Urovant hops across the pond, out-licensing overactive bladder drug to Pierre Fabre for $75M
Urovant Sciences, the former subsidiary of Vivek Ramaswamy’s Roivant Sciences, is branching out across the Atlantic in a new licensing deal.
The California biotech and French multinational pharma and cosmetics company Pierre Fabre jointly announced Tuesday that they are pairing up, with Urovant giving Pierre Fabre the rights to register and commercialize overactive bladder drug vibegron, known as Gemtesa in several markets, including the entire EU, Iceland, Liechtenstein, Norway, the UK and Switzerland. The deal also includes a few option territories which, according to a statement, include “French-speaking countries of Sub-Saharan Africa, Turkey and certain Eastern European countries.”
Urovant will retain full rights in the US and other unnamed markets, according to the statement. As part of the deal, Urovant will also receive up to $75 million in combined upfront payments plus regulatory and sales milestones, and topping that off with potential royalties.
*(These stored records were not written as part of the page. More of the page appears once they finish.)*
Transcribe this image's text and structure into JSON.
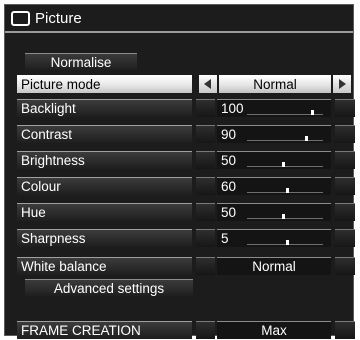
{
  "menu": {
    "title": "Picture",
    "normalise_label": "Normalise",
    "advanced_label": "Advanced settings",
    "picture_mode": {
      "label": "Picture mode",
      "value": "Normal"
    },
    "sliders": [
      {
        "label": "Backlight",
        "value": "100",
        "level": 0.85
      },
      {
        "label": "Contrast",
        "value": "90",
        "level": 0.78
      },
      {
        "label": "Brightness",
        "value": "50",
        "level": 0.48
      },
      {
        "label": "Colour",
        "value": "60",
        "level": 0.52
      },
      {
        "label": "Hue",
        "value": "50",
        "level": 0.48
      },
      {
        "label": "Sharpness",
        "value": "5",
        "level": 0.52
      }
    ],
    "white_balance": {
      "label": "White balance",
      "value": "Normal"
    },
    "frame_creation": {
      "label": "FRAME CREATION",
      "value": "Max"
    }
  }
}
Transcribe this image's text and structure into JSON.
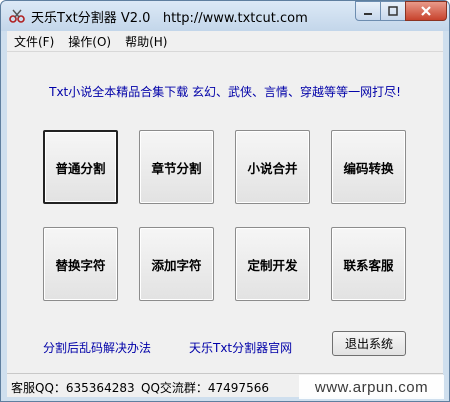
{
  "window": {
    "title": "天乐Txt分割器 V2.0",
    "url": "http://www.txtcut.com",
    "controls": {
      "minimize_icon": "minimize-icon",
      "maximize_icon": "maximize-icon",
      "close_icon": "close-icon"
    }
  },
  "menu": {
    "items": [
      {
        "label": "文件(F)"
      },
      {
        "label": "操作(O)"
      },
      {
        "label": "帮助(H)"
      }
    ]
  },
  "banner": {
    "text": "Txt小说全本精品合集下载 玄幻、武侠、言情、穿越等等一网打尽!"
  },
  "buttons": {
    "row1": [
      {
        "label": "普通分割"
      },
      {
        "label": "章节分割"
      },
      {
        "label": "小说合并"
      },
      {
        "label": "编码转换"
      }
    ],
    "row2": [
      {
        "label": "替换字符"
      },
      {
        "label": "添加字符"
      },
      {
        "label": "定制开发"
      },
      {
        "label": "联系客服"
      }
    ]
  },
  "links": {
    "garbled_fix": "分割后乱码解决办法",
    "official_site": "天乐Txt分割器官网"
  },
  "exit_button": {
    "label": "退出系统"
  },
  "status": {
    "support_qq": "客服QQ：635364283",
    "qq_group": "QQ交流群：47497566"
  },
  "watermark": {
    "text": "www.arpun.com"
  },
  "colors": {
    "link_blue": "#0000a8",
    "close_red": "#c7432d",
    "frame_blue": "#cfdfee"
  }
}
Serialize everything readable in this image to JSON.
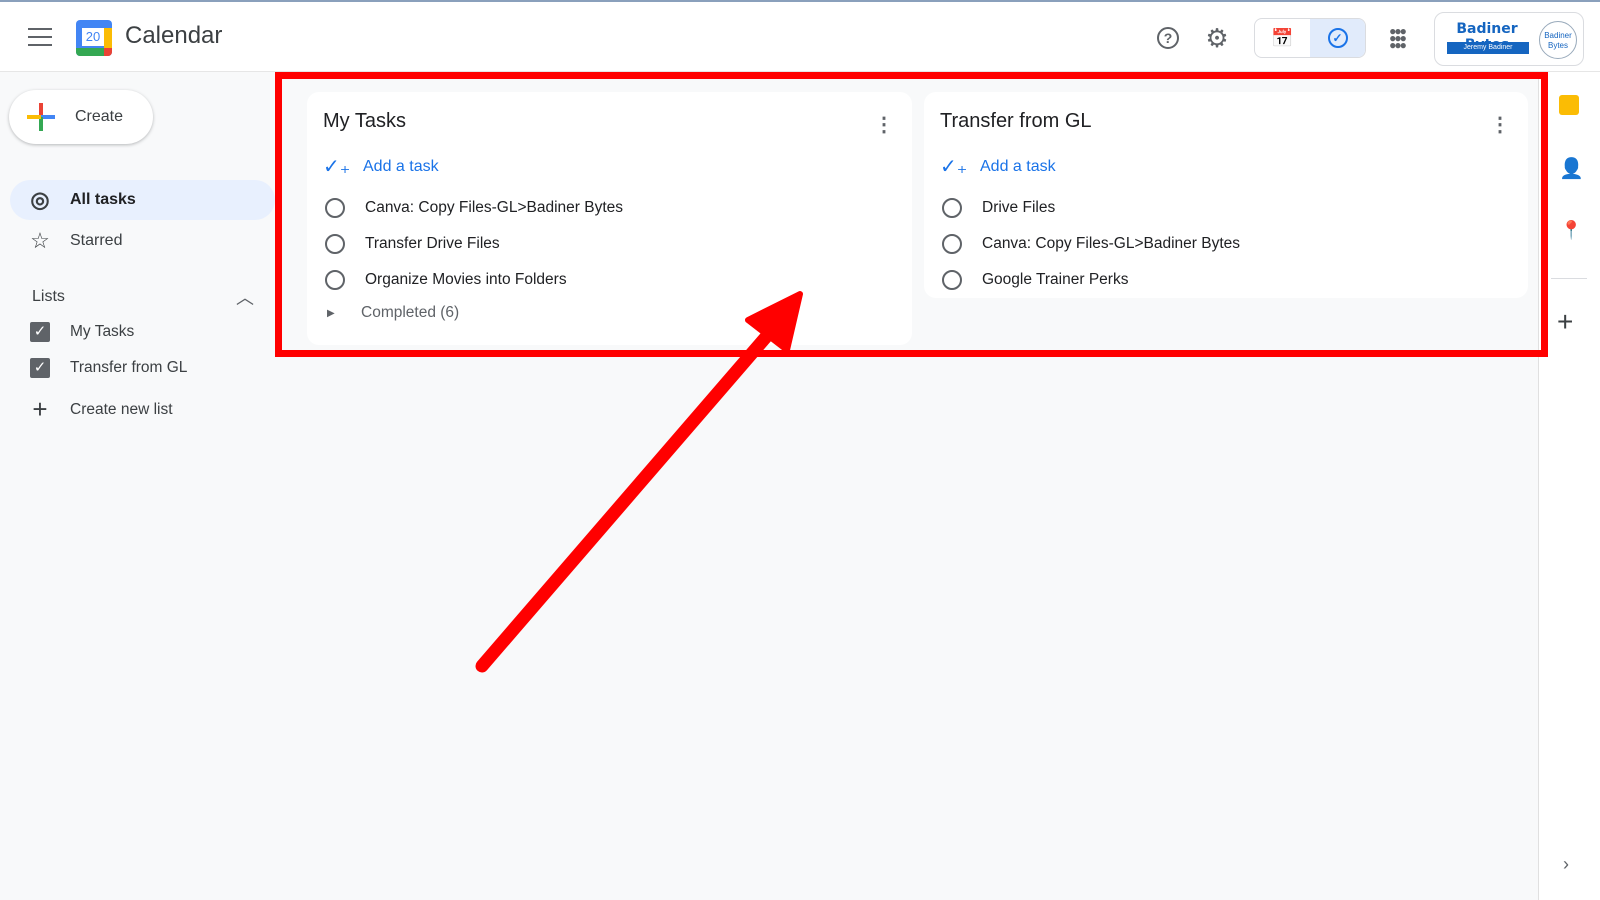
{
  "header": {
    "app_title": "Calendar",
    "logo_day": "20",
    "brand_name": "Badiner Bytes",
    "brand_owner": "Jeremy Badiner",
    "avatar_text": "Badiner Bytes"
  },
  "sidebar": {
    "create_label": "Create",
    "nav": [
      {
        "label": "All tasks",
        "selected": true
      },
      {
        "label": "Starred"
      }
    ],
    "lists_heading": "Lists",
    "lists": [
      {
        "label": "My Tasks",
        "checked": true
      },
      {
        "label": "Transfer from GL",
        "checked": true
      }
    ],
    "create_list_label": "Create new list"
  },
  "lists": [
    {
      "title": "My Tasks",
      "add_label": "Add a task",
      "tasks": [
        "Canva: Copy Files-GL>Badiner Bytes",
        "Transfer Drive Files",
        "Organize Movies into Folders"
      ],
      "completed_label": "Completed (6)"
    },
    {
      "title": "Transfer from GL",
      "add_label": "Add a task",
      "tasks": [
        "Drive Files",
        "Canva: Copy Files-GL>Badiner Bytes",
        "Google Trainer Perks"
      ]
    }
  ],
  "colors": {
    "accent": "#1a73e8",
    "annotation": "#ff0000"
  }
}
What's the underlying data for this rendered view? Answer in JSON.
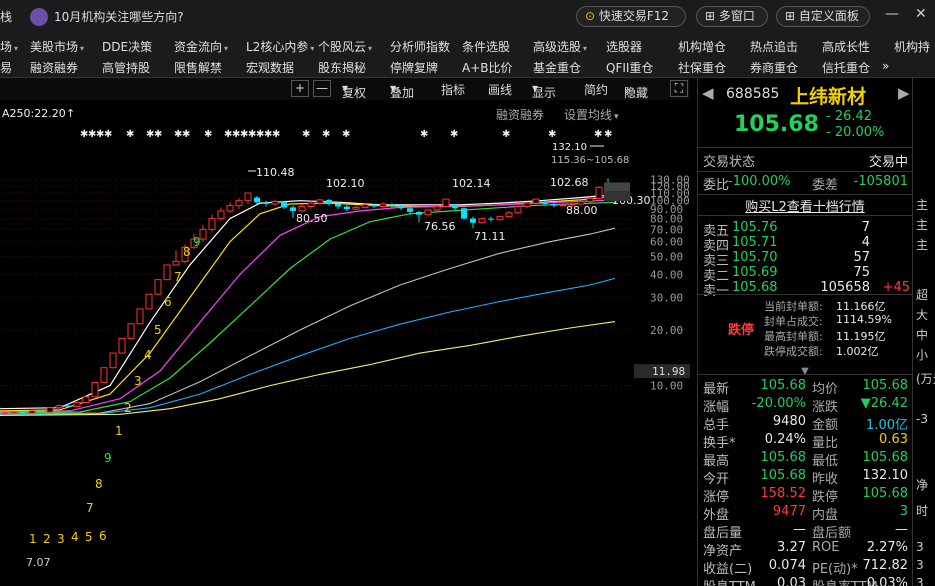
{
  "topbar": {
    "left_fragment": "栈",
    "news": "10月机构关注哪些方向?",
    "quick_trade": "快速交易F12",
    "multi_window": "多窗口",
    "custom_panel": "自定义面板",
    "minimize": "—",
    "close": "✕"
  },
  "menu_row1": [
    "场",
    "美股市场",
    "DDE决策",
    "资金流向",
    "L2核心内参",
    "个股风云",
    "分析师指数",
    "条件选股",
    "高级选股",
    "选股器",
    "机构增仓",
    "热点追击",
    "高成长性",
    "机构持"
  ],
  "menu_row2": [
    "易",
    "融资融券",
    "高管持股",
    "限售解禁",
    "宏观数据",
    "股东揭秘",
    "停牌复牌",
    "A+B比价",
    "基金重仓",
    "QFII重仓",
    "社保重仓",
    "券商重仓",
    "信托重仓",
    "»"
  ],
  "chart_toolbar": {
    "plus": "+",
    "minus": "—",
    "restore": "复权",
    "overlay": "叠加",
    "indicator": "指标",
    "draw": "画线",
    "display": "显示",
    "simple": "简约",
    "hide": "隐藏",
    "expand": "»"
  },
  "chart": {
    "ma_label": "A250:22.20",
    "margin_label": "融资融券",
    "set_ma": "设置均线",
    "y_ticks": [
      "130.00",
      "120.00",
      "110.00",
      "100.00",
      "90.00",
      "80.00",
      "70.00",
      "60.00",
      "50.00",
      "40.00",
      "30.00",
      "20.00",
      "10.00"
    ],
    "y_highlight": "11.98",
    "annotations": {
      "high": "132.10",
      "range": "115.36~105.68",
      "p110": "110.48",
      "p102a": "102.10",
      "p102b": "102.14",
      "p102c": "102.68",
      "p80": "80.50",
      "p76": "76.56",
      "p71": "71.11",
      "p88": "88.00",
      "p100": "100.30",
      "p7": "7.07"
    },
    "seq_a": [
      "1",
      "2",
      "3",
      "4",
      "5",
      "6"
    ],
    "seq_b": [
      "7",
      "8",
      "9",
      "1",
      "2",
      "3",
      "4",
      "5",
      "6",
      "7",
      "8",
      "9"
    ]
  },
  "stock": {
    "code": "688585",
    "name": "上纬新材",
    "price": "105.68",
    "change": "- 26.42",
    "pct": "- 20.00%",
    "status_label": "交易状态",
    "status_value": "交易中",
    "wb_label": "委比",
    "wb_value": "-100.00%",
    "wc_label": "委差",
    "wc_value": "-105801",
    "l2_link": "购买L2查看十档行情"
  },
  "asks": [
    {
      "label": "卖五",
      "price": "105.76",
      "vol": "7"
    },
    {
      "label": "卖四",
      "price": "105.71",
      "vol": "4"
    },
    {
      "label": "卖三",
      "price": "105.70",
      "vol": "57"
    },
    {
      "label": "卖二",
      "price": "105.69",
      "vol": "75"
    },
    {
      "label": "卖一",
      "price": "105.68",
      "vol": "105658",
      "delta": "+45"
    }
  ],
  "limit_down": {
    "tag": "跌停",
    "rows": [
      {
        "label": "当前封单额:",
        "value": "11.166亿"
      },
      {
        "label": "封单占成交:",
        "value": "1114.59%"
      },
      {
        "label": "最高封单额:",
        "value": "11.195亿"
      },
      {
        "label": "跌停成交额:",
        "value": "1.002亿"
      }
    ]
  },
  "stats": [
    {
      "l1": "最新",
      "v1": "105.68",
      "c1": "green",
      "l2": "均价",
      "v2": "105.68",
      "c2": "green"
    },
    {
      "l1": "涨幅",
      "v1": "-20.00%",
      "c1": "green",
      "l2": "涨跌",
      "v2": "▼26.42",
      "c2": "green"
    },
    {
      "l1": "总手",
      "v1": "9480",
      "c1": "white",
      "l2": "金额",
      "v2": "1.00亿",
      "c2": "cyan"
    },
    {
      "l1": "换手*",
      "v1": "0.24%",
      "c1": "white",
      "l2": "量比",
      "v2": "0.63",
      "c2": "yellow"
    },
    {
      "l1": "最高",
      "v1": "105.68",
      "c1": "green",
      "l2": "最低",
      "v2": "105.68",
      "c2": "green"
    },
    {
      "l1": "今开",
      "v1": "105.68",
      "c1": "green",
      "l2": "昨收",
      "v2": "132.10",
      "c2": "white"
    },
    {
      "l1": "涨停",
      "v1": "158.52",
      "c1": "red",
      "l2": "跌停",
      "v2": "105.68",
      "c2": "green"
    },
    {
      "l1": "外盘",
      "v1": "9477",
      "c1": "red",
      "l2": "内盘",
      "v2": "3",
      "c2": "green"
    },
    {
      "l1": "盘后量",
      "v1": "—",
      "c1": "white",
      "l2": "盘后额",
      "v2": "—",
      "c2": "white"
    },
    {
      "l1": "净资产",
      "v1": "3.27",
      "c1": "white",
      "l2": "ROE",
      "v2": "2.27%",
      "c2": "white"
    },
    {
      "l1": "收益(二)",
      "v1": "0.074",
      "c1": "white",
      "l2": "PE(动)*",
      "v2": "712.82",
      "c2": "white"
    },
    {
      "l1": "股息TTM",
      "v1": "0.03",
      "c1": "white",
      "l2": "股息率TTM",
      "v2": "0.03%",
      "c2": "white"
    }
  ],
  "far_panel": [
    "主",
    "主",
    "主",
    "超",
    "大",
    "中",
    "小",
    "(万元",
    "-3",
    "净",
    "时",
    "3",
    "3",
    "3"
  ]
}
Urovant CEO Jim Robinson expressed excitement at the deal, adding that the French pharma’s “experience in the global OAB and Benign Prostatic Hyperplasia (BPH) market make them uniquely suited to deliver vibegron to more patients.”
The pair will also be working together on conducting pediatric trials in Europe for the drug, which was bagged by Ramaswamy from Merck for $25 million. Urovant will also be “providing manufacturing services” to Pierre Fabre.
Gemtesa originally hit the market in late 2020 after the FDA gave it the green light. The former Ramaswamy outfit, which was sold to a Sumitomo Dainippon subsidiary for $584 million in an all-cash deal, had previously laid out a positive Phase III readout, showing that the drug candidate had hit its co-primary endpoints and seven secondary endpoints compared to placebo after three months of treatment and a one-month safety follow-up.
However, Urovant had tested the drug alongside tolterodine, a cheap generic that also achieved statistical significance over placebo. Researchers said at the time that even though Gemtesa achieved “numerically better efficacy than tolterodine,” they did not run a p-value outlining the statistical significance of the treatment effect.
After that saga, the drug then passed a safety study in September, showing that it had no clinically relevant effect on blood pressure and heart rate.
Endpoints News has reached out to Urovant and will update accordingly.